TASK PROMPT: All entries must be given again in full, exactly as they were supplied.

STUDY MATERIAL:
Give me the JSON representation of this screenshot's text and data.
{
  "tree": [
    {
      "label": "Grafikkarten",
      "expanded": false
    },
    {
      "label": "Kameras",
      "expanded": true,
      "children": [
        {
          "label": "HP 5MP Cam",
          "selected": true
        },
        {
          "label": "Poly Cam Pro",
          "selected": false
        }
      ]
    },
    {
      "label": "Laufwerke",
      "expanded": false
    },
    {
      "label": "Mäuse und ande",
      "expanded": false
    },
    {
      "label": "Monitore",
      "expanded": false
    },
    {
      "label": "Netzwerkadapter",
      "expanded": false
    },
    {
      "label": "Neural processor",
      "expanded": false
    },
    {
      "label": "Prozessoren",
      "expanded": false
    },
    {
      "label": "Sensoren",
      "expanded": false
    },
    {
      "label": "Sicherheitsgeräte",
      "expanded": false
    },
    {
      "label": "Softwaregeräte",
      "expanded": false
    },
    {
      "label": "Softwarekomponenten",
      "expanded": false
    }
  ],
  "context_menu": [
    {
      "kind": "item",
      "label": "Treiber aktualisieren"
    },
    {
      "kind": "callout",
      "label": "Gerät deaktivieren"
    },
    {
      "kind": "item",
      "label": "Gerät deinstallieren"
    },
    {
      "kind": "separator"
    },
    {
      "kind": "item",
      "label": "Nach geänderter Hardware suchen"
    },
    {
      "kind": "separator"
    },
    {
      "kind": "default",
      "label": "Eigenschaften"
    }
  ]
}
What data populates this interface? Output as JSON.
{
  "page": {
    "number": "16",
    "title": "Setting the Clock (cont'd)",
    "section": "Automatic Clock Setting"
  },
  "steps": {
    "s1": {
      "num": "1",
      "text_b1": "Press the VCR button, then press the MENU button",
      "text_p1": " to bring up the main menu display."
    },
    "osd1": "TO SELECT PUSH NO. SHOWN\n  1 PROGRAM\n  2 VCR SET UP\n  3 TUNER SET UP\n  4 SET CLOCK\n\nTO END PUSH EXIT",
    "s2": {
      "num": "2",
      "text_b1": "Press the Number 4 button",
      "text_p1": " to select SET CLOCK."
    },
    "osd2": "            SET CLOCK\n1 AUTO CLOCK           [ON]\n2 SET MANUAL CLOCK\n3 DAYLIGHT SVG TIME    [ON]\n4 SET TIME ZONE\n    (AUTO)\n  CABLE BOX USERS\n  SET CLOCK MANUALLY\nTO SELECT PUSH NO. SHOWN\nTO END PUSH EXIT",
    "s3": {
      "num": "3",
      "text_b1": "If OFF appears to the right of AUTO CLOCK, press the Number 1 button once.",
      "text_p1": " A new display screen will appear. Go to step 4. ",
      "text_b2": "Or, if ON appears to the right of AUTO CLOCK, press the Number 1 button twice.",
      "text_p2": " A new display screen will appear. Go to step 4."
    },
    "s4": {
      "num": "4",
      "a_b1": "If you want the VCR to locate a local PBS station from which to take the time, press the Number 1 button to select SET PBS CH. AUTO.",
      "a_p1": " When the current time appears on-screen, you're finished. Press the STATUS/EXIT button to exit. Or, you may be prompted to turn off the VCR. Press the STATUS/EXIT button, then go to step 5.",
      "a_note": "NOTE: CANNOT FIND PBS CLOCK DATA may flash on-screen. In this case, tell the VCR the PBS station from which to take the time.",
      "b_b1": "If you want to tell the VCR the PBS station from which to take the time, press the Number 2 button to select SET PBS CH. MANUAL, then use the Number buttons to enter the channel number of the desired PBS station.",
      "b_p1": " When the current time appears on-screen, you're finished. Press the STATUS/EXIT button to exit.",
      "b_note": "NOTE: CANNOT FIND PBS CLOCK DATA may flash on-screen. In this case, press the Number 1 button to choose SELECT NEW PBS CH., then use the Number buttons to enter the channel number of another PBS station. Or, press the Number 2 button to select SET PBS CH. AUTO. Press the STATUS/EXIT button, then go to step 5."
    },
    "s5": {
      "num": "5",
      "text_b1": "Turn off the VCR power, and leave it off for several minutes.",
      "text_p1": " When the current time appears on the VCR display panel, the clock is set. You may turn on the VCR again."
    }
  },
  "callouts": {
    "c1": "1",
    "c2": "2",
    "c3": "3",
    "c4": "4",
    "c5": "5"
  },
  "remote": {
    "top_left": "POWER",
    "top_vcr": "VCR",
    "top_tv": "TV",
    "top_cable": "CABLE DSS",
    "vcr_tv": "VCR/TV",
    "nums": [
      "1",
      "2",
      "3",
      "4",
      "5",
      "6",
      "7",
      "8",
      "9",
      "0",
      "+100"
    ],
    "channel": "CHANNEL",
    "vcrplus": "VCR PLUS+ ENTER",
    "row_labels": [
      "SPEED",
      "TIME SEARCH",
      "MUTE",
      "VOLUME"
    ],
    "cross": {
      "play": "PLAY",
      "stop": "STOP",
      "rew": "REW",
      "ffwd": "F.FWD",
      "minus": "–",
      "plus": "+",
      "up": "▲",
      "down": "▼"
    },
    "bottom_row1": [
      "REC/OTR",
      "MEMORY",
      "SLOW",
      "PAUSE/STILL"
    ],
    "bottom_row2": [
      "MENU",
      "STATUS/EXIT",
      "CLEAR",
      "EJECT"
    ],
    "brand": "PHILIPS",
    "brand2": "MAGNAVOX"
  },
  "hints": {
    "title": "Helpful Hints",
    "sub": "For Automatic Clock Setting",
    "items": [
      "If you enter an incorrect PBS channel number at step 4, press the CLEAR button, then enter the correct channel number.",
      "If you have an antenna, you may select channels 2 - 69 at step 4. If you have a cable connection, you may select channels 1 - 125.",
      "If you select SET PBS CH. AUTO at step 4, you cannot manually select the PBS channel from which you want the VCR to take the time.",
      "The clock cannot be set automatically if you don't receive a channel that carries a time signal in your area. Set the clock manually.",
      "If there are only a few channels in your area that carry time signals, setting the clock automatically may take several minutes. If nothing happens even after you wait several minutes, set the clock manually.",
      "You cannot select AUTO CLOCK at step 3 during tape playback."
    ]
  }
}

SOLUTION TO THIS PROBLEM:
Give me the JSON representation of this screenshot's text and data.
{
  "tree": [
    {
      "label": "Grafikkarten",
      "expanded": false
    },
    {
      "label": "Kameras",
      "expanded": true,
      "children": [
        {
          "label": "HP 5MP Cam",
          "selected": true
        },
        {
          "label": "Poly Cam Pro",
          "selected": false
        }
      ]
    },
    {
      "label": "Laufwerke",
      "expanded": false
    },
    {
      "label": "Mäuse und ande",
      "expanded": false
    },
    {
      "label": "Monitore",
      "expanded": false
    },
    {
      "label": "Netzwerkadapter",
      "expanded": false
    },
    {
      "label": "Neural processor",
      "expanded": false
    },
    {
      "label": "Prozessoren",
      "expanded": false
    },
    {
      "label": "Sensoren",
      "expanded": false
    },
    {
      "label": "Sicherheitsgeräte",
      "expanded": false
    },
    {
      "label": "Softwaregeräte",
      "expanded": false
    },
    {
      "label": "Softwarekomponenten",
      "expanded": false
    }
  ],
  "context_menu": [
    {
      "kind": "item",
      "label": "Treiber aktualisieren"
    },
    {
      "kind": "callout",
      "label": "Gerät deaktivieren"
    },
    {
      "kind": "item",
      "label": "Gerät deinstallieren"
    },
    {
      "kind": "separator"
    },
    {
      "kind": "item",
      "label": "Nach geänderter Hardware suchen"
    },
    {
      "kind": "separator"
    },
    {
      "kind": "default",
      "label": "Eigenschaften"
    }
  ]
}
What data populates this interface? Output as JSON.
{
  "page": {
    "number": "16",
    "title": "Setting the Clock (cont'd)",
    "section": "Automatic Clock Setting"
  },
  "steps": {
    "s1": {
      "num": "1",
      "text_b1": "Press the VCR button, then press the MENU button",
      "text_p1": " to bring up the main menu display."
    },
    "osd1": "TO SELECT PUSH NO. SHOWN\n  1 PROGRAM\n  2 VCR SET UP\n  3 TUNER SET UP\n  4 SET CLOCK\n\nTO END PUSH EXIT",
    "s2": {
      "num": "2",
      "text_b1": "Press the Number 4 button",
      "text_p1": " to select SET CLOCK."
    },
    "osd2": "            SET CLOCK\n1 AUTO CLOCK           [ON]\n2 SET MANUAL CLOCK\n3 DAYLIGHT SVG TIME    [ON]\n4 SET TIME ZONE\n    (AUTO)\n  CABLE BOX USERS\n  SET CLOCK MANUALLY\nTO SELECT PUSH NO. SHOWN\nTO END PUSH EXIT",
    "s3": {
      "num": "3",
      "text_b1": "If OFF appears to the right of AUTO CLOCK, press the Number 1 button once.",
      "text_p1": " A new display screen will appear. Go to step 4. ",
      "text_b2": "Or, if ON appears to the right of AUTO CLOCK, press the Number 1 button twice.",
      "text_p2": " A new display screen will appear. Go to step 4."
    },
    "s4": {
      "num": "4",
      "a_b1": "If you want the VCR to locate a local PBS station from which to take the time, press the Number 1 button to select SET PBS CH. AUTO.",
      "a_p1": " When the current time appears on-screen, you're finished. Press the STATUS/EXIT button to exit. Or, you may be prompted to turn off the VCR. Press the STATUS/EXIT button, then go to step 5.",
      "a_note": "NOTE: CANNOT FIND PBS CLOCK DATA may flash on-screen. In this case, tell the VCR the PBS station from which to take the time.",
      "b_b1": "If you want to tell the VCR the PBS station from which to take the time, press the Number 2 button to select SET PBS CH. MANUAL, then use the Number buttons to enter the channel number of the desired PBS station.",
      "b_p1": " When the current time appears on-screen, you're finished. Press the STATUS/EXIT button to exit.",
      "b_note": "NOTE: CANNOT FIND PBS CLOCK DATA may flash on-screen. In this case, press the Number 1 button to choose SELECT NEW PBS CH., then use the Number buttons to enter the channel number of another PBS station. Or, press the Number 2 button to select SET PBS CH. AUTO. Press the STATUS/EXIT button, then go to step 5."
    },
    "s5": {
      "num": "5",
      "text_b1": "Turn off the VCR power, and leave it off for several minutes.",
      "text_p1": " When the current time appears on the VCR display panel, the clock is set. You may turn on the VCR again."
    }
  },
  "callouts": {
    "c1": "1",
    "c2": "2",
    "c3": "3",
    "c4": "4",
    "c5": "5"
  },
  "remote": {
    "top_left": "POWER",
    "top_vcr": "VCR",
    "top_tv": "TV",
    "top_cable": "CABLE DSS",
    "vcr_tv": "VCR/TV",
    "nums": [
      "1",
      "2",
      "3",
      "4",
      "5",
      "6",
      "7",
      "8",
      "9",
      "0",
      "+100"
    ],
    "channel": "CHANNEL",
    "vcrplus": "VCR PLUS+ ENTER",
    "row_labels": [
      "SPEED",
      "TIME SEARCH",
      "MUTE",
      "VOLUME"
    ],
    "cross": {
      "play": "PLAY",
      "stop": "STOP",
      "rew": "REW",
      "ffwd": "F.FWD",
      "minus": "–",
      "plus": "+",
      "up": "▲",
      "down": "▼"
    },
    "bottom_row1": [
      "REC/OTR",
      "MEMORY",
      "SLOW",
      "PAUSE/STILL"
    ],
    "bottom_row2": [
      "MENU",
      "STATUS/EXIT",
      "CLEAR",
      "EJECT"
    ],
    "brand": "PHILIPS",
    "brand2": "MAGNAVOX"
  },
  "hints": {
    "title": "Helpful Hints",
    "sub": "For Automatic Clock Setting",
    "items": [
      "If you enter an incorrect PBS channel number at step 4, press the CLEAR button, then enter the correct channel number.",
      "If you have an antenna, you may select channels 2 - 69 at step 4. If you have a cable connection, you may select channels 1 - 125.",
      "If you select SET PBS CH. AUTO at step 4, you cannot manually select the PBS channel from which you want the VCR to take the time.",
      "The clock cannot be set automatically if you don't receive a channel that carries a time signal in your area. Set the clock manually.",
      "If there are only a few channels in your area that carry time signals, setting the clock automatically may take several minutes. If nothing happens even after you wait several minutes, set the clock manually.",
      "You cannot select AUTO CLOCK at step 3 during tape playback."
    ]
  }
}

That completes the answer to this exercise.